The value of the labor over the last 20 years – if it had been paid– would total over $8 million and 215,000 hours, Brault said.
The value of the services provided over that period exceeds $35 million.
“For every $100 donated, patients receive more than $430 in services,” he said.
In addition, Grace Clinic provides the opportunity for nursing and medical students working on their residency at local hospitals to simultaneously complete their education and also contribute to a charitable cause.
“In this community in particular, we have a real shortage of having enough clinical people, physicians, nurses and mental health counselors. We’re helping to feed the pipeline of medical professionals in the community. There are no days when we don’t have someone in clinic in the middle of training. Most days there are multiple people,” Brault said.
Bevan Briggs, academic director at Washington State University Tri-Cities College of Nursing, called Grace Clinic an essential partner for WSU College of Nursing at WSU Tri-Cities.
“Students in our nurse practitioner and pre-licensure nursing programs have clinical experiences there. In an environment where clinical placement for students is extremely difficult and extremely important, they provide an excellent learning environment,” he said.
Dr. Cindie Preszler, Grace Clinic’s director of counseling, said that since 2010, 22 of its counseling interns have gone on to join local businesses or open their own practices locally.
“Not only does this expand the mental health treatment capacity in the Tri-Cities, but it also augments our community’s business economy,” she said.
Jackson, who recently received the Tri-City Regional Chamber of Commerce’s Athena Leadership Award, said the clinic is an excellent example of the relationship between the for-profit and nonprofit sectors.
Grace Clinic launched in June 2002 in the basement of the First United Methodist Church in Pasco by Drs. Carol Endo and Cheryl Snyder, local physicians who would see patients in need free-of-charge for four hours each Saturday.
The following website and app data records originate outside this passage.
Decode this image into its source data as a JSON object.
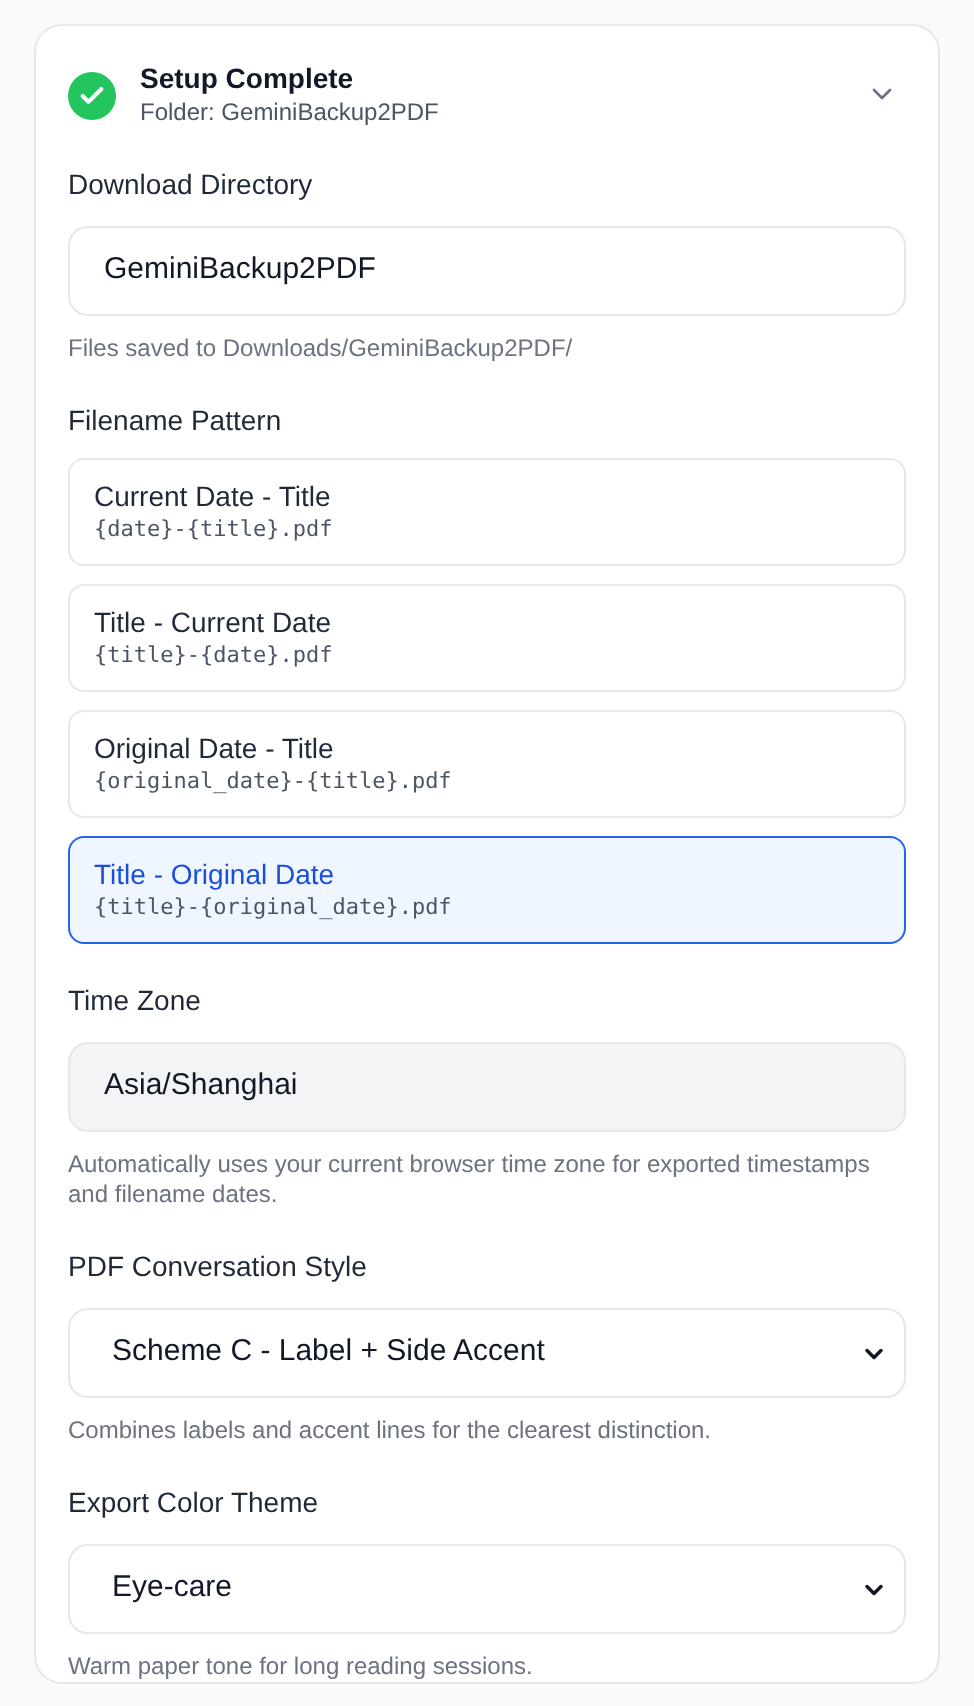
{
  "header": {
    "title": "Setup Complete",
    "subtitle": "Folder: GeminiBackup2PDF",
    "expanded": true
  },
  "download_directory": {
    "label": "Download Directory",
    "value": "GeminiBackup2PDF",
    "help": "Files saved to Downloads/GeminiBackup2PDF/"
  },
  "filename_pattern": {
    "label": "Filename Pattern",
    "options": [
      {
        "title": "Current Date - Title",
        "pattern": "{date}-{title}.pdf",
        "selected": false
      },
      {
        "title": "Title - Current Date",
        "pattern": "{title}-{date}.pdf",
        "selected": false
      },
      {
        "title": "Original Date - Title",
        "pattern": "{original_date}-{title}.pdf",
        "selected": false
      },
      {
        "title": "Title - Original Date",
        "pattern": "{title}-{original_date}.pdf",
        "selected": true
      }
    ]
  },
  "time_zone": {
    "label": "Time Zone",
    "value": "Asia/Shanghai",
    "help": "Automatically uses your current browser time zone for exported timestamps and filename dates."
  },
  "conversation_style": {
    "label": "PDF Conversation Style",
    "value": "Scheme C - Label + Side Accent",
    "help": "Combines labels and accent lines for the clearest distinction."
  },
  "color_theme": {
    "label": "Export Color Theme",
    "value": "Eye-care",
    "help": "Warm paper tone for long reading sessions."
  }
}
Ten years later, the clinic expanded into its current location at the former Benton Franklin Health District Building, 800 W. Canal Drive in Kennewick. It began operating for four days per week and offered diabetic care and mental health and dental services.
Five years later, in 2017, Grace Clinic was open five days per week and third-year residents were completing their education at Kadlec Regional Medical Center and Trios Health hospitals began serving rotations there.
Brault said its dental program will be expanded in the new year. “We do mostly urgent dentals – extractions, abscesses. After the first of the year, we’re going to … be able to do more routine dentistry.”
He said Grace Clinic also is working on a mental health expansion that will take place next year.
“To grow and expand what we do, we have to grow our base of support, both in terms of funding and volunteers. In a for-profit operation, you expand over here and it generates more revenue, but for us, when we expand, it creates more cost,” Brault said.
He said the clinic is funded predominately by individuals, service clubs and the broader community.
Basin Pacific Insurance and Benefits is one such community donor.
“Grace Clinic is a testament to how we all should serve those in need in our community. … We have supported Grace Clinic both personally and through our business because Grace Clinic epitomizes what true community service should be. If you have never visited Grace Clinic you owe it to yourself and others to do so. You will be inspired,” said Brad Toner, managing partner at Basin Pacific.
Grace Clinic: 800 W. Canal Drive, Kennewick; 509-735-2300; gracecliniconline.org; Facebook, Instagram